And, mistakes will be made. Maybe you have sat in an interview with a candidate whose customer service excellence shone as soon as they entered the room. Only for them, just six months later, to become locked in a room with no windows, no phones and a grunt in the general direction of anyone who even remotely resembles a “customer”. Locked inside that person, was a hard-working, focussed and dedicated programmer, trapped behind the façade of a customer-pleasing mogul. Regardless of who they were, or who you thought they were, this person remains as much an asset as any other. The one who came in answering your questions with short, precise answers, who is currently building bird-tables at the local garden centre, and who feels nervous in an interview scenario; they just might become the head of your Programming team, whose skills and exceptional work ethic were there, hidden behind their First-class Honours Maths degree, and a dead-end job.
Many in the tech industry complain about a lack of skilled applicants in the market for their roles. If only they had invested the time and money (yes, the two things we all hate wasting) in believing in someone who does not necessarily fit their cookie-cutter definition of a good tech employee. I would say to them, if you have the scope, and enough staff around you that you trust, you can all collectively invest small amounts of time to make that lowly applicant the very best they can be, in a short space of time, on a lower wage than those with the skillset right now. Their drive to learn and thrive will soon shine out in only a few weeks of their probation time, and if it doesn’t, there’s no shame in saying, “I was wrong.
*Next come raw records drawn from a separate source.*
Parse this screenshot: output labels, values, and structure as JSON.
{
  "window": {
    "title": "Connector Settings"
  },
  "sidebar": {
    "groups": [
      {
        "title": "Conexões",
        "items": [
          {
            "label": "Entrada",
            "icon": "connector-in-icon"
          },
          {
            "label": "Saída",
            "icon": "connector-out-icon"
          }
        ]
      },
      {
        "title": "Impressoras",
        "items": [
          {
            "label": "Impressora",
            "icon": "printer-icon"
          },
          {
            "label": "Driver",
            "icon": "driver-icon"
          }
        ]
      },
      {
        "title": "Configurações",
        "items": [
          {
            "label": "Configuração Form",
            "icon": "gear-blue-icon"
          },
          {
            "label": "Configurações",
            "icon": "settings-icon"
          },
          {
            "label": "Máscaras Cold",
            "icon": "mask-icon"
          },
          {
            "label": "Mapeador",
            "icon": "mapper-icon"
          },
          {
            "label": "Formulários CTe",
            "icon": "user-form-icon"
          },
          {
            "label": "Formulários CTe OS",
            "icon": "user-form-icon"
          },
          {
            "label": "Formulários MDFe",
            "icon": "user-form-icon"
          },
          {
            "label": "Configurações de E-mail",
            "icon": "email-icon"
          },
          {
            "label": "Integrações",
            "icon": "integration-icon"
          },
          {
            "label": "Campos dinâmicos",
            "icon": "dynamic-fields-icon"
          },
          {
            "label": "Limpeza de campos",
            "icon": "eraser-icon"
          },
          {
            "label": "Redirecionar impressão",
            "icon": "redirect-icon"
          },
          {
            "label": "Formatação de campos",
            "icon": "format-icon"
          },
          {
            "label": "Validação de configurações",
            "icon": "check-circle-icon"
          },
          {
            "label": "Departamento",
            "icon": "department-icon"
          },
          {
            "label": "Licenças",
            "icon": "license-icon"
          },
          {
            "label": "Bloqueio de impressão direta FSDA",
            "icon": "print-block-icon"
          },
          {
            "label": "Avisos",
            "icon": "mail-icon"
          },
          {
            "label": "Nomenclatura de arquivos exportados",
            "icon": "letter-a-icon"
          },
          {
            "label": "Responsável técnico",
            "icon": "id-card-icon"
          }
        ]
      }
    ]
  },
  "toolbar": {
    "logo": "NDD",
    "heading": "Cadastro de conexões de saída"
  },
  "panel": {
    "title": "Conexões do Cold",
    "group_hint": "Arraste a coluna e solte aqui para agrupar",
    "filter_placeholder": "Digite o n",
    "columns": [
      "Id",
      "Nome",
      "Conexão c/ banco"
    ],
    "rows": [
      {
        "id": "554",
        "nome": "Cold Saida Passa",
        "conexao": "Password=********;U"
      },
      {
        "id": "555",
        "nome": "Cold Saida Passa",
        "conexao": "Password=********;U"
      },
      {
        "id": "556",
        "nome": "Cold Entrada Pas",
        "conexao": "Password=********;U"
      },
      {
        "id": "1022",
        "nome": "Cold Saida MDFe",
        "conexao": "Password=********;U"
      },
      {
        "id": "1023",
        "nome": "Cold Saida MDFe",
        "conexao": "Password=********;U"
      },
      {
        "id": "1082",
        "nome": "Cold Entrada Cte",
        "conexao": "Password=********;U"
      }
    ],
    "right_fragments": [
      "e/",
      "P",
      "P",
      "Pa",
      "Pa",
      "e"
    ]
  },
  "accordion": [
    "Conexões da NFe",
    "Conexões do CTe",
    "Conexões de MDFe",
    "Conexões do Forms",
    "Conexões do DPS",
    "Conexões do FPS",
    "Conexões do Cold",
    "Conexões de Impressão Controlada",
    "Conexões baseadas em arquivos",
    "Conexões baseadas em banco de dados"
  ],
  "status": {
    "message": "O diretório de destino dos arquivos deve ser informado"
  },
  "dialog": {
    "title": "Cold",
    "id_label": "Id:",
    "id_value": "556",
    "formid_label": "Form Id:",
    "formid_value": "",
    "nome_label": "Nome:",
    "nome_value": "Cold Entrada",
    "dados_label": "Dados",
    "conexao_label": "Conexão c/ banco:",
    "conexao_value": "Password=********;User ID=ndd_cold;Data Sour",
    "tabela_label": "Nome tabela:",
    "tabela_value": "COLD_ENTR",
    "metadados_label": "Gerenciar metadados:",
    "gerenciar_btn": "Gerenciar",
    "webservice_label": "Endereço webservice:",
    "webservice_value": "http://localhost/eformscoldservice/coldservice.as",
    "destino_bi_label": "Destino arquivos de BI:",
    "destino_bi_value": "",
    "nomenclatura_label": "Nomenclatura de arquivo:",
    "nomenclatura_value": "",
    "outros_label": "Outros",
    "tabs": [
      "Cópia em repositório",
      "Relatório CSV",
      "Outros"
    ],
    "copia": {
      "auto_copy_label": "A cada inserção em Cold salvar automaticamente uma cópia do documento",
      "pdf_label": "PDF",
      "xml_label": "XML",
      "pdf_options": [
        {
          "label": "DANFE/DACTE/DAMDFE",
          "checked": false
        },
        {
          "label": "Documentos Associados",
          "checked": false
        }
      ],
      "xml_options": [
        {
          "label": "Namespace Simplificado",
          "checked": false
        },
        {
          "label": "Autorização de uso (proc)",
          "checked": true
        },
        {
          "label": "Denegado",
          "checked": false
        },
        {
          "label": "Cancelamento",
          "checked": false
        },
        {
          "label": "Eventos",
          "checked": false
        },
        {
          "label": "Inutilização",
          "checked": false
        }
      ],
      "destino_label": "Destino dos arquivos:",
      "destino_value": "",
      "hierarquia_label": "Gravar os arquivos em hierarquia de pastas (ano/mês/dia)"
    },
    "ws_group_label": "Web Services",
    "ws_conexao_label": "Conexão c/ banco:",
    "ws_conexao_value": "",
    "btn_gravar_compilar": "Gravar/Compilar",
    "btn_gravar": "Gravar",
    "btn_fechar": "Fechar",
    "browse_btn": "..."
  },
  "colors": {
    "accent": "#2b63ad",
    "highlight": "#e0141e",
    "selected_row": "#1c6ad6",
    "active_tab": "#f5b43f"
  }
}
This person isn’t right”. True leaders of successful businesses in many industries know that looking after their employees means their customers are taken care of, by default. If they are wanted and needed, learning and growing, your employees will give you back ten-fold what you gave to them. All because, you took a leap of faith, and gave them an opportunity someone else failed to.
Of course, we all know that some will not see the brilliant opportunity that you place in front of them. Some will let us down so terribly, that we second-guess ourselves and our own abilities to judge the right candidate. However, in the end, taking a chance on a person comes down to a gut feeling. Recent scientific research has shown that your gut has more neurons than your spinal column, and a primal connection exists between our brain and our gut. That instinct is a part of ourselves that successful business people trust time and again. Those of us who do not, who question ourselves due to bad previous experiences, tend to have had bad managers, telling them that they should be “this”, or are more like “that”. Will you make a mistake? It’s possible. But then, no one did anything right by being perfect all the time, did they? Did you, at one time or another, wish that someone had seen in you what others failed to? Trust your instinct, and take a chance. You just might surprise yourself, and those around you.